Others will say, oh – they’ve been working on this idea for several months now. Some will send you a letter from their lawyer saying they’ve been working on this for years.

If the gatekeeper doesn’t want to champion it, or deal with it for any reason – you just got your first refusal from someone who had no authority to say yes! And now you’ll have to go around them if you want the firm to accept your product. This can be a very nasty project, and you’ll likely make an enemy by going over someone’s head who just said no.

If the gatekeeper likes it, still they’ll have to send it to someone upstairs — like the VP or President.

By not flushing this out on the phone in the first meeting, you’ve just doubled your chance of having the product license nixed: once by a self-appointed gatekeeper, and once by the president. The gatekeeper may simply be a blocker, when the president may have been looking for your exact idea, and ready and willing to license it from you.

14. Because you have a great invention, this doesn’t mean you will be able to start and run a small business marketing it. The skill sets are very, very different.

15. Invention is the road, not the destination. At the American Society of Inventors we believe it’s not so much a single invention, but the process of invention and hard work that ensures success. You should enjoy the whole trip, not just the outcome. If your one big invention isn’t commercial, as an inventor… you probably have more inventions – look at those for commercial success.

Hope this is helpful.

Jeffrey Dobkin

After serving on the board of directors for 14 years, Jeffrey Dobkin is the President of the American Society of Inventors, a 501c3 nonprofit that helps inventors free of charge.

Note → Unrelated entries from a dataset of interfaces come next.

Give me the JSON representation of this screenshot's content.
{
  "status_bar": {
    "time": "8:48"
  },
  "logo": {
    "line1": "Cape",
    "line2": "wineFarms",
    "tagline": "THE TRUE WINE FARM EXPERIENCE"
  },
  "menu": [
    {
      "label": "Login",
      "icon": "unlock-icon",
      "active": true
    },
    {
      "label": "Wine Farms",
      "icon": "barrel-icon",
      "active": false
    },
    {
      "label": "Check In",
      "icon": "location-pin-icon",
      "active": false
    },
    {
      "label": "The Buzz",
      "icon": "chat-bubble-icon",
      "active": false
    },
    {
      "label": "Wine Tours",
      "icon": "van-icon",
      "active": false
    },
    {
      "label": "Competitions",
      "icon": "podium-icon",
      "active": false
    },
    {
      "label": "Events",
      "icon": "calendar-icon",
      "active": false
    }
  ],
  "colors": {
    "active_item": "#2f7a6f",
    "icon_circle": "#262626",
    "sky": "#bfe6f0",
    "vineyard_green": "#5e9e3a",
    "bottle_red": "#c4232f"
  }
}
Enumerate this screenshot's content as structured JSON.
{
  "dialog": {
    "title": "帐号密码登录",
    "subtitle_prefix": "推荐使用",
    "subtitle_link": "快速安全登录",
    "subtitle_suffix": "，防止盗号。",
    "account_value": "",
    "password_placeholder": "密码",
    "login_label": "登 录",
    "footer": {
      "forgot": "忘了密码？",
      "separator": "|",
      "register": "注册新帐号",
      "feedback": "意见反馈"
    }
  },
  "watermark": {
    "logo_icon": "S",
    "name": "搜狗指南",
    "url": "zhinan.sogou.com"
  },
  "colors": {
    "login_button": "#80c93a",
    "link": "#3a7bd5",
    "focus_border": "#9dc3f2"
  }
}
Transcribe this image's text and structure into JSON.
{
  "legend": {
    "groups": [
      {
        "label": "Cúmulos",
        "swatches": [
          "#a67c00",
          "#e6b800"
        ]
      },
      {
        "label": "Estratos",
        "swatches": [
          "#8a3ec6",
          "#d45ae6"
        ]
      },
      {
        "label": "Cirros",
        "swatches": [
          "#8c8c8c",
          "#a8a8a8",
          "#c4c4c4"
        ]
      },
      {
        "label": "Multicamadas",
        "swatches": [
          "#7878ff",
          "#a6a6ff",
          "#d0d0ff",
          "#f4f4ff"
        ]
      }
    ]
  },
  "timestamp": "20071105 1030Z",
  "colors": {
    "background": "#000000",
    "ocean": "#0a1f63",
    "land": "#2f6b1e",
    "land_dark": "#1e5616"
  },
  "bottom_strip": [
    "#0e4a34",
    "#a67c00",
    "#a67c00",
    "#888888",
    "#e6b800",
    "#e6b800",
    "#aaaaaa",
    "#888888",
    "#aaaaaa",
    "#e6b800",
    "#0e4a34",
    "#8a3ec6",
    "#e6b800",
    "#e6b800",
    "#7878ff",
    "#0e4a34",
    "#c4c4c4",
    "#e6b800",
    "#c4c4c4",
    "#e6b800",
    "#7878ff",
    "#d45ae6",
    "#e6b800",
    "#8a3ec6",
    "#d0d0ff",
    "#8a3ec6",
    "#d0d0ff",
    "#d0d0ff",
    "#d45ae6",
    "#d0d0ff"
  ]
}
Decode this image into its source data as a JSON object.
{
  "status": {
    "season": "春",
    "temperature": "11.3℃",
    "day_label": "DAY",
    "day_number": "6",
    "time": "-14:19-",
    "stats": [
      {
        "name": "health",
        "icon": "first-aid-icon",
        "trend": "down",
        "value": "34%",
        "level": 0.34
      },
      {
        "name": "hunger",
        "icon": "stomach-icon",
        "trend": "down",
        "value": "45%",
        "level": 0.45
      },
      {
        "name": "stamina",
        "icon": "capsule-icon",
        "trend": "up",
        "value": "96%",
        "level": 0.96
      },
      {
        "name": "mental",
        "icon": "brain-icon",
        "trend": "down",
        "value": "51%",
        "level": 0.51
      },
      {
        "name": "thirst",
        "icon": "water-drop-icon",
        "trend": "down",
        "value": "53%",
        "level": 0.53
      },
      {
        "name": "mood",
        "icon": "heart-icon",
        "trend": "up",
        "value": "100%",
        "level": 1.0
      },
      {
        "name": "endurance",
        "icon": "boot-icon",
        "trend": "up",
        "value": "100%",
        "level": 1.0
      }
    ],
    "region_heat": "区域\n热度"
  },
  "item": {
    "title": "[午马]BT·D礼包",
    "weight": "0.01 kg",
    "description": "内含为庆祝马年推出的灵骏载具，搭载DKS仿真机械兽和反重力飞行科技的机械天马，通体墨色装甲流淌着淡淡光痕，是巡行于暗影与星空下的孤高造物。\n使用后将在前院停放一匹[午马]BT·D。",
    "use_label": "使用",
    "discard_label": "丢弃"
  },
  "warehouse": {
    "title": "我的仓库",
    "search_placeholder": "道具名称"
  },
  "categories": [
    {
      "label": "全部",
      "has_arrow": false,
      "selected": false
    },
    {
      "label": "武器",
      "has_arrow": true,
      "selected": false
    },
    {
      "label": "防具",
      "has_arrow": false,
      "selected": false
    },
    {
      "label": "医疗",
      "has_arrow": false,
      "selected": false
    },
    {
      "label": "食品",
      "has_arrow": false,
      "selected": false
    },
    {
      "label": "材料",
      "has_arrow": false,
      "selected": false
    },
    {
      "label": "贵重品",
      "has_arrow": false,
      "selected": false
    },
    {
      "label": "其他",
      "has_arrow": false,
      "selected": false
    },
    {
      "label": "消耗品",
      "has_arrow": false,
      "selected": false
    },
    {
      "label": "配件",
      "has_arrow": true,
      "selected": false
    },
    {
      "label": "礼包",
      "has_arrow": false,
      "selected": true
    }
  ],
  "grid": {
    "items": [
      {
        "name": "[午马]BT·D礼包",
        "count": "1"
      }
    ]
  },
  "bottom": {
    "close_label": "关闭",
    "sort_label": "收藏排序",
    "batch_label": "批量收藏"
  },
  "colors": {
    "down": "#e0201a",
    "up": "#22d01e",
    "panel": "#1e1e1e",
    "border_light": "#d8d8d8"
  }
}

Jeffrey Dobkin is a fun speaker and a specialist in direct response copywriting. Jeff is the senior writer at The Danielle Adams Publishing Company. His firm offers marketing strategy, creative writing and design of direct mail, letters, brochures and booklets, website and article copywriting. They also write press releases, and offers PR planning and campaign strategy. Jeffrey has written 5 books on effective marketing methods.  Call 610-642-1000 to order his books or for a free 20 minute consultation.